Although a different Dallas family now manages multiple locations of the restaurant chain in Utah and the Dallas-Fort Worth area, the legendary barbecue lives on. Sonny Bryan's original barbecue sauce spices up its savory pulled meats and ribs, which have been devoured by US presidents, famous entertainers, sports legends, and A-list animated Disney characters alike. Sonny's seasoned chefs also cater heaps of fresh brisket and smoked chicken to parties and events.
Sonny Bryan's Smokehouse has been on the culinary radar since 1989, snapping up awards and publicity from Food Network, the Travel Channel’s Man V. Food Nation, and Emeril Lagasse’s The Originals with Emeril.
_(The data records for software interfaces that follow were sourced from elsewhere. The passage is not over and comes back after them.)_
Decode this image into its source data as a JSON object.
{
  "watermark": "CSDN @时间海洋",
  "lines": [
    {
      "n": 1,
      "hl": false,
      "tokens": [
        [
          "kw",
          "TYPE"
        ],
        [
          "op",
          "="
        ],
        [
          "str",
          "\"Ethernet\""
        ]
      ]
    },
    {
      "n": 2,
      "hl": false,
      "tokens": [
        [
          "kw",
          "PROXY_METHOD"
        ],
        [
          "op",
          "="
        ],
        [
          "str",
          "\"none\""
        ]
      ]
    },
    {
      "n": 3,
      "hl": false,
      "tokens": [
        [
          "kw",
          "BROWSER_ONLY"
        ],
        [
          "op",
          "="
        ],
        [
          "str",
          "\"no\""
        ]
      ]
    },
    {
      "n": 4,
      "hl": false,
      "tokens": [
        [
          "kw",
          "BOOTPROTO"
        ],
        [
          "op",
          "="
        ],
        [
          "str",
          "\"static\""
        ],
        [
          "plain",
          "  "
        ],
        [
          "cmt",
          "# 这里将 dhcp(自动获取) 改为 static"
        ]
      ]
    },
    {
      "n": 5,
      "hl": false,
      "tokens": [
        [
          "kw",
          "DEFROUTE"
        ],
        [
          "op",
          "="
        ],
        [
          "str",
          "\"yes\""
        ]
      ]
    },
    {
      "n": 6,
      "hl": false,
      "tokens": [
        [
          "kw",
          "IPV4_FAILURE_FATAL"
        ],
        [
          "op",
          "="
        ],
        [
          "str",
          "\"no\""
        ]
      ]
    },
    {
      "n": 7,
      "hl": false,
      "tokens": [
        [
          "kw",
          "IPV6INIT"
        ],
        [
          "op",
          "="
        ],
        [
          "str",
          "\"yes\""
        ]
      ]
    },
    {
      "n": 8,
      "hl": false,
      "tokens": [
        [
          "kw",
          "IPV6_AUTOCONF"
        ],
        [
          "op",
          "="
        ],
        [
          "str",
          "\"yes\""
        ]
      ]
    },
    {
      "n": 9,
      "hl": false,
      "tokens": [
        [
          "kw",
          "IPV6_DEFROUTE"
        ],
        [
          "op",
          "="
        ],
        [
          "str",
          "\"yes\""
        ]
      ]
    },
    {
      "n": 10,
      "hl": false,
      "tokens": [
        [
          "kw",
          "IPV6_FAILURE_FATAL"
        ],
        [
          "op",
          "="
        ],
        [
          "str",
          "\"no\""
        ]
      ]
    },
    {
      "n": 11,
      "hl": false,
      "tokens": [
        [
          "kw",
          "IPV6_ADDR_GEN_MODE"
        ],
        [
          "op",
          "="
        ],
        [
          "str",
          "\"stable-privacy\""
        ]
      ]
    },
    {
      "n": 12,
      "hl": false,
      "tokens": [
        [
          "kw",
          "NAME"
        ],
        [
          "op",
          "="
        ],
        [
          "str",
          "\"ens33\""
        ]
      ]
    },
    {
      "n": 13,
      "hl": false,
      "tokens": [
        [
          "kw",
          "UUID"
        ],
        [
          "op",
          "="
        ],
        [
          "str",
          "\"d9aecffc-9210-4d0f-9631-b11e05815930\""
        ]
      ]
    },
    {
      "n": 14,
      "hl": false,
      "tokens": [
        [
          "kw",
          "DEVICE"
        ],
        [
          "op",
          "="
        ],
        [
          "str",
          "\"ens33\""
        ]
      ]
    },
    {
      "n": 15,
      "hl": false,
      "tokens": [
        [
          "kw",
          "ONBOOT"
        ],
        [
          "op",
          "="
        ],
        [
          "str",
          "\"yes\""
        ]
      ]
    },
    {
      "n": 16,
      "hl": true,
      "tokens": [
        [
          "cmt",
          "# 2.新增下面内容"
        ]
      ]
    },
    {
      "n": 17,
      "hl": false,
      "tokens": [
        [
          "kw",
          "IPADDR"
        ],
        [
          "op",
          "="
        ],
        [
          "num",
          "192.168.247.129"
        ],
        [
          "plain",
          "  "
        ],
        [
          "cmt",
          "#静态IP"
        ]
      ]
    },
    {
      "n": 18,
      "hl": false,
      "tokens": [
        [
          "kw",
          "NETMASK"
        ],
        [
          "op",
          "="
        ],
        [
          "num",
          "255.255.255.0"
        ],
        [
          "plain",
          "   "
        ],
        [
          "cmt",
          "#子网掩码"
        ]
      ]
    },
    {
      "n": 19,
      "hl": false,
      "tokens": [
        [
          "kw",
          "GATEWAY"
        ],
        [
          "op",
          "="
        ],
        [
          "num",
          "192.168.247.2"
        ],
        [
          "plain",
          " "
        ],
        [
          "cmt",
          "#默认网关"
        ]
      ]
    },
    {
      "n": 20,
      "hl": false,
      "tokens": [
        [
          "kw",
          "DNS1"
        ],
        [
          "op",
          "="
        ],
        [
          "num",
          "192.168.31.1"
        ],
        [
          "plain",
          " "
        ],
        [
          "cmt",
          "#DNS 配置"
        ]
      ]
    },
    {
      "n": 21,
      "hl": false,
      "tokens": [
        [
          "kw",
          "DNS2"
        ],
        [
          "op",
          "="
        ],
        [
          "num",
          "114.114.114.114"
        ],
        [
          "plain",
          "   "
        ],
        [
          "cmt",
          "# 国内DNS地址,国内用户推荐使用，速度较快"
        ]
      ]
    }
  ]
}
The modest joints have also earned some highbrow epicurean chops through a 2006 Zagat rating and a 2000 James Beard Foundation award for Culinary Excellence and Achievement.
When describing The Magic Pan Restaurant's cuisine to Ventanas Magazine, owner Annette Lawrence, an El Paso native, described it as "gourmet with a Southwestern flair." Homemade sauces and dressings in flavors such as honey Tabasco and creamy cilantro lime add kick to fresh salads served with sides such as pecan cornbread, while parmesan cream laced with peppery chipotle spices up a classic bowl of fettuccini alfredo. Smoked and roasted meats fill the majority of the restaurant's sandwiches, which are held together by focaccia, brioche, ciabatta, or the telekinetic powers of the kitchen's chef, and meaty entrees such as prime angus ribeye with smoked sea salt, cognac, and fresh herb compound butter reveal the kitchen's talent for updating culinary classics.
According to Ventanas Magazine, The Magic Pan's interior also combines flavors from around the globe in a design scheme orchestrated by Lawrence and her daughter Vanessa. At The Pan Restaurant on Cincinnati Street, work from local furniture makers is showcased alongside pieces imported from Bali, while guests to the original restaurant on Doniphan Drive enjoy their vibrant fare while surrounded by colorful, original artwork or patio planters filled with exotic flowers.:m]]